And then, how do you know if your policies are easy to understand?
That one’s easy – ask people. Marketing organizations use a wide variety of techniques to gauge if their message is getting through…steal a page from their book. Focus groups, one-on-one conversations, online surveys – these are great ways to find out what policies mean to the people who are tasked with living them day to day.
Look at how your policies are both written and stored.
Your Infrastructure: Manual Processes Just Don’t Scale
Looking at your world today, and sizing up your world tomorrow…it’s only going to get more complex. Your company’s not going to have fewer regulations to adhere to. And your workforce is not going to stay frozen in time. Now is the time to take a hard look at your manual compliance activities. Most likely they can’t scale to accommodate your rapidly changing world.
You’ll need to be both smart and efficient in the new reality, and automation is your key.
By transforming manual processes into repeatable workflows, you’ll lead your workforce through their required steps without having to figure out what needs to be done next. Set it and forget it.
This is done by codifying your desired practices and procedures into workflows, and subtly embedding objectives and best practices within day to day activities. Some compliance activities, such as policy reviews and declarations, might be periodic events that occur over the course of a calendar year. Once you’ve developed your automated, repeatable workflow you won’t have to waste time trying to remember how you did everything last year.
What gets measured gets improved.
Moving to an automated system means reporting is available the moment you need it. As dashboards and reports are regularly and automatically delivered to managers’ inboxes, it quickly becomes apparent who is doing well and who needs more attention. As a result, overall compliance widens across your organization.
And by making compliance activities easy to accomplish, learning curves are smaller. When auditors come calling, processes and controls are well documented and easily tested, which saves time, effort and expense. Everybody wins.
Automating your manual processes means the right information gets to the right person at the right time, so that nothing falls through the cracks.
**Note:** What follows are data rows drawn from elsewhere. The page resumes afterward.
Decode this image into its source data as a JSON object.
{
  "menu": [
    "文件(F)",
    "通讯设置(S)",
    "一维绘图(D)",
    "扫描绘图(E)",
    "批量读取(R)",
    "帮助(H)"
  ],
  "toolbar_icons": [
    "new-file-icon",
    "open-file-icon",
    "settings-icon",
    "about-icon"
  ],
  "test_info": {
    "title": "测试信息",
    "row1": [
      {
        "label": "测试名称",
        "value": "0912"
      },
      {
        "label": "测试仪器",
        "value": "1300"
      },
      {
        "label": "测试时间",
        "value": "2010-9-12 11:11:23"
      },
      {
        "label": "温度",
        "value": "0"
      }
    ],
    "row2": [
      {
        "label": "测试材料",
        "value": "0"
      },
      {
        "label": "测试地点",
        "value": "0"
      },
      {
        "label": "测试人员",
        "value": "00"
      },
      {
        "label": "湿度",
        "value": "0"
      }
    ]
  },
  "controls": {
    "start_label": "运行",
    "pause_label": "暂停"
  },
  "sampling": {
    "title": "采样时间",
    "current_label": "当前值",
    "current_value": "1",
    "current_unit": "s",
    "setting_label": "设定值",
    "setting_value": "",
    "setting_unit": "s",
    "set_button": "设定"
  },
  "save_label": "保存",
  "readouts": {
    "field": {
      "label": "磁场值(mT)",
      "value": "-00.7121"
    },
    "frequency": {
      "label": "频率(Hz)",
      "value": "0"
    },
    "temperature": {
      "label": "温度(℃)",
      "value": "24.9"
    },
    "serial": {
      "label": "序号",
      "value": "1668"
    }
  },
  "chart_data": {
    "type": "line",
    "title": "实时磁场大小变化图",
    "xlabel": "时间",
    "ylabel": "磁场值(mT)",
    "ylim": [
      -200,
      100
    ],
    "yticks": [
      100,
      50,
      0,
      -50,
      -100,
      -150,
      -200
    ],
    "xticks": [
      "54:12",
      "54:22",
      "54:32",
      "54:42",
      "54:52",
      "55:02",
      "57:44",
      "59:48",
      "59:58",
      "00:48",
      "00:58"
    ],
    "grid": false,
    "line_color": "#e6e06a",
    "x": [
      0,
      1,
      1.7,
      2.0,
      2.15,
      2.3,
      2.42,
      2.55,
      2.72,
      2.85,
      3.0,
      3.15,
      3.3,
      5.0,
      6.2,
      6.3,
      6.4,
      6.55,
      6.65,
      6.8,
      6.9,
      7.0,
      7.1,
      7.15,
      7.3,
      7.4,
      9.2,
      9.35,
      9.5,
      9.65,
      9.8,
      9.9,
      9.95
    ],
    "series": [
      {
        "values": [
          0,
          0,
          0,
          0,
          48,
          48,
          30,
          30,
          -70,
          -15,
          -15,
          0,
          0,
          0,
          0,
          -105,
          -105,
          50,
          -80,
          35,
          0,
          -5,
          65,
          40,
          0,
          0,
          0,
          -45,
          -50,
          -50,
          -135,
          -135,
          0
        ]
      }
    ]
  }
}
Bringing your Compliance Program to life means making the right thing to do the easiest thing to do.
Here’s an example.
Consider two approaches to enforcing a company policy regarding gift giving.
Regional sales managers receive a long email filled with policy language and a barrage of questions. They need to share this information with their teams and get answers submitted back by the end of the week. Managers then need to both monitor and nag their employees to collect the required information by the deadline.
Or an alternative:
All sales team members automatically receive a text message with a link to a short video explaining the policy, several weeks before the information is needed. A pre-scheduled email with a link to an online form that quickly captures the required information follows closer to the due date. The team member fills out their information and attests to the policy with their e-signature. They receive a follow-up text message confirming receipt of the response and a quick thank you for completing the request on time.
Which of the two alternatives would likely have the highest levels of participation?
There are tangible, tactical steps you can take today to bring your compliance program to life, and workforce compliance automation is the key to making this happen. Automating all the compliance activities that affect your workforce reduces the consequences of non-compliance, saving you time and money while making compliance easy for your entire workforce.